Pure rhodium is more expensive than gold and platinum, but because of it our silver does not become darker and looks gorgeous for many years. To produce a coating of yellow gold we use almost pure gold - 23.5 carats, while pink gold-plate has 18 carats, and its attractive pink color is the result of the addition of copper. We often combine different colors of silver in one product.
Then each element of the design must be treated in a separate bath, and then assembled. The galvanic coats are applied, so now it is time to mount the stones.
Clean, glossy or satin, rhodium-plated or gold-plated, ready-made frames end up in the assembly department, where we glue or fasten stones and put on the accessories - fasteners and chains.
We not only design jewellery, but also shapes of stones, which we use in our models. We also grind them ourselves. And all that in Gdynia!
When the jewellery is ready, it is time for the last polishing of the entire piece and final quality control.
9. Quality control
Surface quality, component assembly and stone fastening resistance are finally checked just before being packed. At the same time, we verify compatibility with the order, count and weigh all the pieces, enter data into the system. At the end, packing and shipping to the customer.
The whole process, from the beginning of the production to the final packing of the order, takes 6 to 8 weeks.
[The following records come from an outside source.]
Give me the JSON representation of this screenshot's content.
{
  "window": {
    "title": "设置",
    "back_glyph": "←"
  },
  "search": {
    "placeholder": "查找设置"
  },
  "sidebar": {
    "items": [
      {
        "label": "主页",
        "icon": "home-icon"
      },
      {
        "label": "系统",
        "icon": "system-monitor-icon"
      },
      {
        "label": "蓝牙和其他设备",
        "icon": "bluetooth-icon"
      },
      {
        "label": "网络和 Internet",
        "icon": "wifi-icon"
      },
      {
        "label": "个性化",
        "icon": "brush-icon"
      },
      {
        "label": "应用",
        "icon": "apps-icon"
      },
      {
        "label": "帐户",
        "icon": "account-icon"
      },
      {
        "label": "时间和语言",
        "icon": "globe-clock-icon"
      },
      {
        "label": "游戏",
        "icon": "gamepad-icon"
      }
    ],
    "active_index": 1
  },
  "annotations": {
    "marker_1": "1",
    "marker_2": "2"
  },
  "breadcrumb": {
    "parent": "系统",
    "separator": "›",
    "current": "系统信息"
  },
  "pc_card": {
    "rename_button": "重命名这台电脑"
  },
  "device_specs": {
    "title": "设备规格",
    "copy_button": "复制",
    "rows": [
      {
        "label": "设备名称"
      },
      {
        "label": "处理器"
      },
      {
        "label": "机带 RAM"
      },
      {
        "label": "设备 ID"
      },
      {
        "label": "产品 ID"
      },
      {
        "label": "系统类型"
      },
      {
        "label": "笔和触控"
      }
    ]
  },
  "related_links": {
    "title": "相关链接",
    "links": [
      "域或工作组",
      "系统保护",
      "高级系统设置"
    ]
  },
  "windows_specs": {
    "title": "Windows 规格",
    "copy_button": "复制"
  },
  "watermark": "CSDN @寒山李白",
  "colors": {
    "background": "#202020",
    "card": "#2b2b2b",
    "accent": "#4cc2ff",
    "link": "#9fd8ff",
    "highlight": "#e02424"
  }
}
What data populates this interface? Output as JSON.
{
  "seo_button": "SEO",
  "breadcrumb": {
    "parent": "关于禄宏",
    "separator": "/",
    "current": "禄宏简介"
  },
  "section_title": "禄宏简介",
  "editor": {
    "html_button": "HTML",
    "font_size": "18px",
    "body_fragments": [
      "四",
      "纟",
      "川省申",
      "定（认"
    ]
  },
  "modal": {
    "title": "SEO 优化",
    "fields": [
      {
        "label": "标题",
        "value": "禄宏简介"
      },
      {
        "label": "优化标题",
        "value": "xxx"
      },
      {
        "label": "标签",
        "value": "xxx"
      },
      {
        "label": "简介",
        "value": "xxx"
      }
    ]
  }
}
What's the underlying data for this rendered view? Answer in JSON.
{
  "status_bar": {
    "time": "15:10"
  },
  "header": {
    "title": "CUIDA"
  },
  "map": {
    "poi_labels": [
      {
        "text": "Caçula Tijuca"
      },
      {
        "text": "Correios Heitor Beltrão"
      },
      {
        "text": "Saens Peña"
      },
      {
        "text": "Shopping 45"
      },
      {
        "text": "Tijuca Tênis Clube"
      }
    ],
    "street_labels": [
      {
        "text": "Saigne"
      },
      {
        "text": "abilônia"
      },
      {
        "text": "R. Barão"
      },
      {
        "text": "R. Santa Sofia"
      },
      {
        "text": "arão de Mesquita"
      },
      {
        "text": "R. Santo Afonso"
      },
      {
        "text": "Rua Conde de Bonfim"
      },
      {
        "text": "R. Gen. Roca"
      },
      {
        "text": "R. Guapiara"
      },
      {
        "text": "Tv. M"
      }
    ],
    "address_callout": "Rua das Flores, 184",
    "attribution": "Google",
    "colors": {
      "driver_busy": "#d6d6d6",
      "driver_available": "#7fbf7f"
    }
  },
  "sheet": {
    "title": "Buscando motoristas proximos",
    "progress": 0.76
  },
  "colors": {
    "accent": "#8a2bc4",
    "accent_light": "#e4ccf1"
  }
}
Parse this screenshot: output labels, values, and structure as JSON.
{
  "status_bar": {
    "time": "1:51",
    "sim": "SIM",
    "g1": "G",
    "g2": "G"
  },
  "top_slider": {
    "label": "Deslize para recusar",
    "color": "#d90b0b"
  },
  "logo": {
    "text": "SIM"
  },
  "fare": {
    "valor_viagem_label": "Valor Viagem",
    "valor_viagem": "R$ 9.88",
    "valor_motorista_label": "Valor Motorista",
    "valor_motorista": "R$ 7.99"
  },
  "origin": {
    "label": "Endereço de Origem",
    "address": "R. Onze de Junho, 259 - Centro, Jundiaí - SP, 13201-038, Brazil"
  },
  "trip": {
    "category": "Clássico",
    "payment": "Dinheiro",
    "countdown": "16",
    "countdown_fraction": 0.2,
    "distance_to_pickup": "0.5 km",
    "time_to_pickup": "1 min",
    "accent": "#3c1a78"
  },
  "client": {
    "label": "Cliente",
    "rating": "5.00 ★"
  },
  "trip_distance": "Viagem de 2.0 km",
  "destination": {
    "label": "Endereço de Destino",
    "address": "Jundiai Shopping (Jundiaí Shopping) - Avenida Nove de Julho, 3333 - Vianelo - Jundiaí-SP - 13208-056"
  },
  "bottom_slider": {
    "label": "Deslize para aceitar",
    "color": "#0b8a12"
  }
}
The time could probably be reduced, we could produce faster, cheaper and more, but quality doesn't like to be rushed, and at S&A, Perfection in Details is what matters to us.